When LGBT people come out, we step into the unknown. For many, it is a daring (and potentially dangerous) act of faith.
Coming out has been my single greatest act of faith. It was greater than choosing to move across the country for college, greater than quitting my job at a television network and taking a 50% pay cut to work for The Simple Way. Coming out was a greater act of faith than when I turned my life over to Jesus and accepted Him as my personal Lord and savior.
I grew up attending an Evangelical Presbyterian Church. My parents met in high school on a bus to YoungLife camp. Our closest family friends were from church, or YoungLife, or otherwise deeply committed Christians. Of course we had friends who were non-religious or ob- served other religions (or practiced Christianity differently), but they were the exceptions that proved the rule.
My conversion experience was simple and brief.
Mr. McKinnon, my 6th grade Sunday school teacher, assigned us homework each week. One week, one of the questions asked if we had accepted Jesus into our hearts. My answer was no, I had not. The following week, he asked if I would stay behind class and we talked about my answer. I hadn’t accepted Jesus as my personal Lord and savior not because I was opposed—the moment had simply never arose. He asked if I wanted to, I said yes (I actually probably said “Sure”). That night, or maybe a few nights later, I laid in bed and asked God/ Jesus into my heart. And with that, it was done.
I don’t mean to understate my conversion ex- perience; it would go on to define my adolescence and young adulthood. Youth group was my central social activity throughout middle and high school and friends from church were among my closest and most steady. My evan- gelical Chrisitian faith led me to bring friends to church and camp for evangelism, inspired me to serve on work crew for YoungLife in high school and Summer Staff in college, it took me to the Czech Republic for a service project building playgrounds (and playing soccer and wall ball with neighborhood kids).
But while the ramifications of that decision were great, the moment of decision was calm and the consideration I gave it minimal.
My decision to come out was anything but.
Though I began to realize my attractions to other guys at around “that time when boys and girls begin to notice each other,” it wasn’t un- til two months before my 19th birthday that I told my friends and a month after that I told my parents.
Before coming out, I played out every possible scenario. How would my parents react? How would my friends react? What next… would I date? Would I ever be sexually active? How would I continue as a Christian? What would my employment opportunities be like?
What is the fate of my eternal soul?

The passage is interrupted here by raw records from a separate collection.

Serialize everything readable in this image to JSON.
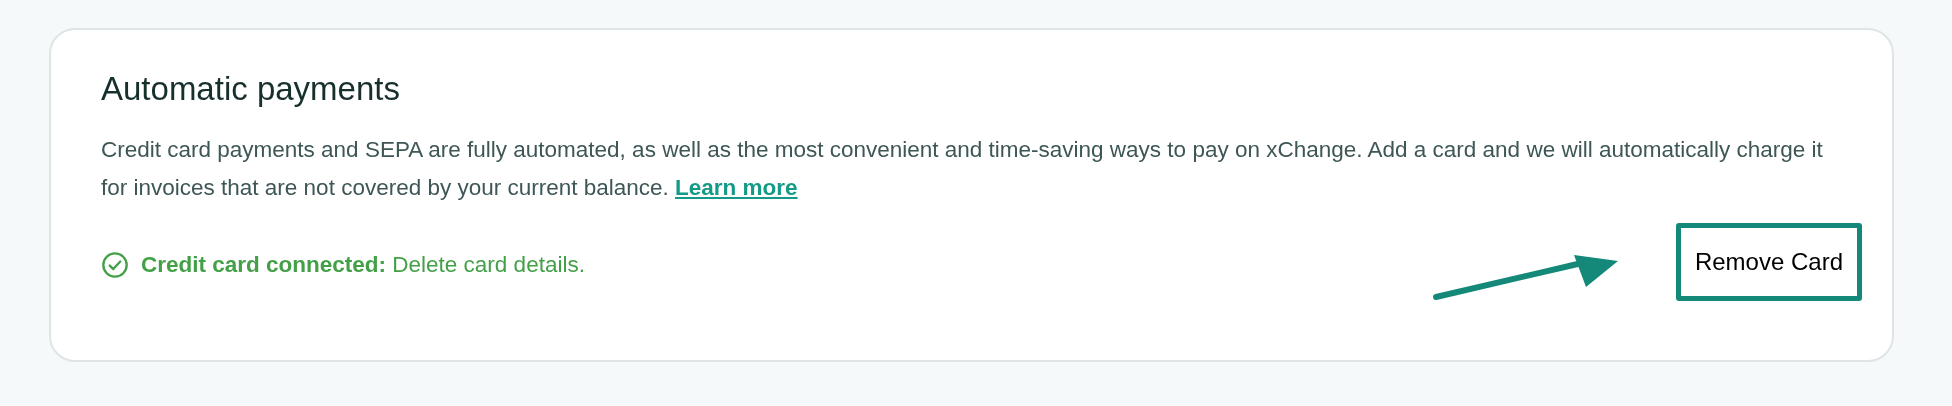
{
  "card": {
    "title": "Automatic payments",
    "description": "Credit card payments and SEPA are fully automated, as well as the most convenient and time-saving ways to pay on xChange. Add a card and we will automatically charge it for invoices that are not covered by your current balance.",
    "link": "Learn more",
    "status": {
      "kind": "success",
      "text": "**Credit card connected:** Delete card details."
    },
    "button": {
      "label": "Remove Card",
      "highlighted": true
    }
  }
}
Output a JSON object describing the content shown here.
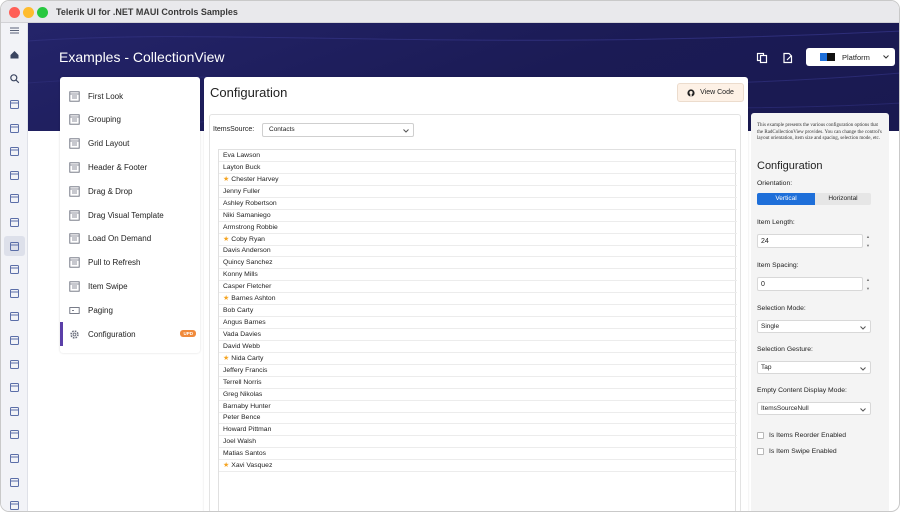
{
  "window": {
    "title": "Telerik UI for .NET MAUI Controls Samples"
  },
  "header": {
    "title": "Examples - CollectionView",
    "platform_label": "Platform"
  },
  "rail": {
    "icons": [
      "menu-icon",
      "home-icon",
      "search-icon",
      "calendar-icon",
      "bar-chart-icon",
      "column-chart-icon",
      "chat-icon",
      "checkbox-icon",
      "gauge-icon",
      "collectionview-icon",
      "dataform-icon",
      "datagrid-icon",
      "grid-icon",
      "entry-icon",
      "calendar-view-icon",
      "layout-icon",
      "panel-icon",
      "list-icon",
      "masked-input-icon",
      "tabview-icon",
      "ring-icon"
    ]
  },
  "nav": {
    "items": [
      {
        "label": "First Look",
        "icon": "window-icon"
      },
      {
        "label": "Grouping",
        "icon": "window-icon"
      },
      {
        "label": "Grid Layout",
        "icon": "window-icon"
      },
      {
        "label": "Header & Footer",
        "icon": "window-icon"
      },
      {
        "label": "Drag & Drop",
        "icon": "window-icon"
      },
      {
        "label": "Drag Visual Template",
        "icon": "window-icon"
      },
      {
        "label": "Load On Demand",
        "icon": "window-icon"
      },
      {
        "label": "Pull to Refresh",
        "icon": "window-icon"
      },
      {
        "label": "Item Swipe",
        "icon": "window-icon"
      },
      {
        "label": "Paging",
        "icon": "paging-icon"
      },
      {
        "label": "Configuration",
        "icon": "gear-icon",
        "badge": "UPD"
      }
    ]
  },
  "main": {
    "title": "Configuration",
    "view_code": "View Code",
    "items_source_label": "ItemsSource:",
    "items_source_value": "Contacts",
    "contacts": [
      {
        "name": "Eva Lawson",
        "fav": false
      },
      {
        "name": "Layton Buck",
        "fav": false
      },
      {
        "name": "Chester Harvey",
        "fav": true
      },
      {
        "name": "Jenny Fuller",
        "fav": false
      },
      {
        "name": "Ashley Robertson",
        "fav": false
      },
      {
        "name": "Niki Samaniego",
        "fav": false
      },
      {
        "name": "Armstrong Robbie",
        "fav": false
      },
      {
        "name": "Coby Ryan",
        "fav": true
      },
      {
        "name": "Davis Anderson",
        "fav": false
      },
      {
        "name": "Quincy Sanchez",
        "fav": false
      },
      {
        "name": "Konny Mills",
        "fav": false
      },
      {
        "name": "Casper Fletcher",
        "fav": false
      },
      {
        "name": "Barnes Ashton",
        "fav": true
      },
      {
        "name": "Bob Carty",
        "fav": false
      },
      {
        "name": "Angus Barnes",
        "fav": false
      },
      {
        "name": "Vada Davies",
        "fav": false
      },
      {
        "name": "David Webb",
        "fav": false
      },
      {
        "name": "Nida Carty",
        "fav": true
      },
      {
        "name": "Jeffery Francis",
        "fav": false
      },
      {
        "name": "Terrell Norris",
        "fav": false
      },
      {
        "name": "Greg Nikolas",
        "fav": false
      },
      {
        "name": "Barnaby Hunter",
        "fav": false
      },
      {
        "name": "Peter Bence",
        "fav": false
      },
      {
        "name": "Howard Pittman",
        "fav": false
      },
      {
        "name": "Joel Walsh",
        "fav": false
      },
      {
        "name": "Matias Santos",
        "fav": false
      },
      {
        "name": "Xavi Vasquez",
        "fav": true
      }
    ]
  },
  "settings": {
    "description": "This example presents the various configuration options that the RadCollectionView provides. You can change the control's layout orientation, item size and spacing, selection mode, etc.",
    "title": "Configuration",
    "orientation_label": "Orientation:",
    "orientation_vertical": "Vertical",
    "orientation_horizontal": "Horizontal",
    "item_length_label": "Item Length:",
    "item_length_value": "24",
    "item_spacing_label": "Item Spacing:",
    "item_spacing_value": "0",
    "selection_mode_label": "Selection Mode:",
    "selection_mode_value": "Single",
    "selection_gesture_label": "Selection Gesture:",
    "selection_gesture_value": "Tap",
    "empty_mode_label": "Empty Content Display Mode:",
    "empty_mode_value": "ItemsSourceNull",
    "reorder_label": "Is Items Reorder Enabled",
    "swipe_label": "Is Item Swipe Enabled"
  },
  "colors": {
    "header_bg": "#1d1d5a",
    "accent_blue": "#1e6fd9",
    "active_nav": "#5b3fa8",
    "star": "#f5a524",
    "badge": "#f08a3b"
  }
}
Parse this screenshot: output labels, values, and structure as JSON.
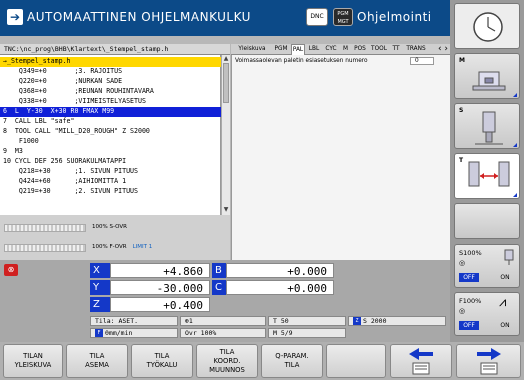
{
  "header": {
    "mode_title": "AUTOMAATTINEN OHJELMANKULKU",
    "dnc_label": "DNC",
    "pgm_mgt_label": "PGM\nMGT",
    "edit_title": "Ohjelmointi"
  },
  "program": {
    "path": "TNC:\\nc_prog\\BHB\\Klartext\\_Stempel_stamp.h",
    "lines": [
      {
        "text": "→_Stempel_stamp.h",
        "style": "sel-y"
      },
      {
        "text": "    Q349=+0       ;3. RAJOITUS"
      },
      {
        "text": "    Q220=+0       ;NURKAN SADE"
      },
      {
        "text": "    Q368=+0       ;REUNAN ROUHINTAVARA"
      },
      {
        "text": "    Q338=+0       ;VIIMEISTELYASETUS"
      },
      {
        "text": "6  L  Y-30  X+30 R0 FMAX M99",
        "style": "sel-b"
      },
      {
        "text": "7  CALL LBL \"safe\""
      },
      {
        "text": "8  TOOL CALL \"MILL_D20_ROUGH\" Z S2000"
      },
      {
        "text": "    F1000"
      },
      {
        "text": "9  M3"
      },
      {
        "text": "10 CYCL DEF 256 SUORAKULMATAPPI"
      },
      {
        "text": "    Q218=+30      ;1. SIVUN PITUUS"
      },
      {
        "text": "    Q424=+60      ;AIHIOMITTA 1"
      },
      {
        "text": "    Q219=+30      ;2. SIVUN PITUUS"
      }
    ]
  },
  "tabs": {
    "items": [
      "Yleiskuva",
      "PGM",
      "PAL",
      "LBL",
      "CYC",
      "M",
      "POS",
      "TOOL",
      "TT",
      "TRANS"
    ],
    "active": "PAL",
    "nav": "‹ ›"
  },
  "info": {
    "row_label": "Voimassaolevan paletin esiasetuksen numero",
    "row_value": "0"
  },
  "overrides": {
    "spindle": "100% S-OVR",
    "feed": "100% F-OVR",
    "limit": "LIMIT 1"
  },
  "positions": {
    "X": "+4.860",
    "Y": "-30.000",
    "Z": "+0.400",
    "B": "+0.000",
    "C": "+0.000"
  },
  "status": {
    "tila": "Tila: ASET.",
    "tool_num": "1",
    "t_field": "T 50",
    "z_s": "S 2000",
    "feed": "0mm/min",
    "ovr": "Ovr 100%",
    "m_field": "M 5/9"
  },
  "softkeys": [
    "TILAN\nYLEISKUVA",
    "TILA\nASEMA",
    "TILA\nTYÖKALU",
    "TILA\nKOORD.\nMUUNNOS",
    "Q-PARAM.\nTILA",
    "",
    "",
    ""
  ],
  "right_panel": {
    "s_pct": "S100%",
    "f_pct": "F100%",
    "off": "OFF",
    "on": "ON"
  }
}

I wanted to “have it all figured out” before coming out. To have a neat and tidy package to present to myself and to the world that said, “This is who I am, this is what I believe, and this is how I will operate within the world.”
That’s not how it happened. Instead, a time came when I knew that I could wait no longer.
My friend Logan Mehl-Laituri describes the moment that he knew he could no longer en- gage in violent combat within the US Armed Forces as a “crystallization of conscience.” I felt a similar “crystallization of conscience” — a moment when I knew that I could no longer remain silent about the reality of my life and spirit. I didn’t have all the answers, I didn’t know exactly how this truth would play out or what the future would hold, but I did know that I must act.
I remember the moment so clearly: an attraction between myself and a new friend that I met through high school friends. We were together at a mutual friend’s house watching a movie. We sat next to each other. And then, slowly, our fingers and hands began to inch together. I was approaching the point of no return. Eventually, they touched; then inter- locked. We held hands for the remainder of the movie and it was like I had been born again.
That night, after our friends had fallen asleep on couches and the floor, we shared our first kiss. The next day, I (belatedly) admitted out loud to him that I’m attracted to men. That night, I met up with my friend Jennifer and told her in person. The next day I told my other best friend, Amy. Slowly at first and then picking up pace, I told friends and they told others, and then I was out.
In hindsight, it seems so easy. Just say it:
“I like guys”
“I’m not actually a girl, I’m a guy” “I like girls”
“I need to change my body”
Whatever it might be for you.
But in that moment, it felt like the entire world was on the line — and it was.
Before coming out, I had to deal with the pos- sibility that my parents would be furious or embarrassed or remorseful. Would they kick me out? (doubtful) Would they continue to pay for my college education? (Probably, but not certain) Would I be welcome back at my church? (unlikely) Would I ever be welcome in a church again? (unclear)
Luke 14:26 quotes Jesus as saying,
If anyone comes to me and does not hate his father and mother, his wife and children, his brothers and sisters- -yes, even his own life–he cannot be my disciple.
As I prepared to come out, I had to grapple with the reality that I might lose it all… every- thing I had known and loved and trusted and held dear.
But I had to do it.
I had to do it because I knew that there was something unshakeably true about my sexual orientation. And though I didn’t have the doc- trine or the theological precepts or the Biblical talking points nailed down yet, I also knew— knew in the core of my being—that that part of me was good, beloved, intentional, purposed.
Coming out was a risk, an act of faith. In fact, it was possibly my first real act of faith. And the lesson I learned from that experience contin- ues to inform my life and faith to this day.
Anything worth doing is worth losing everything for.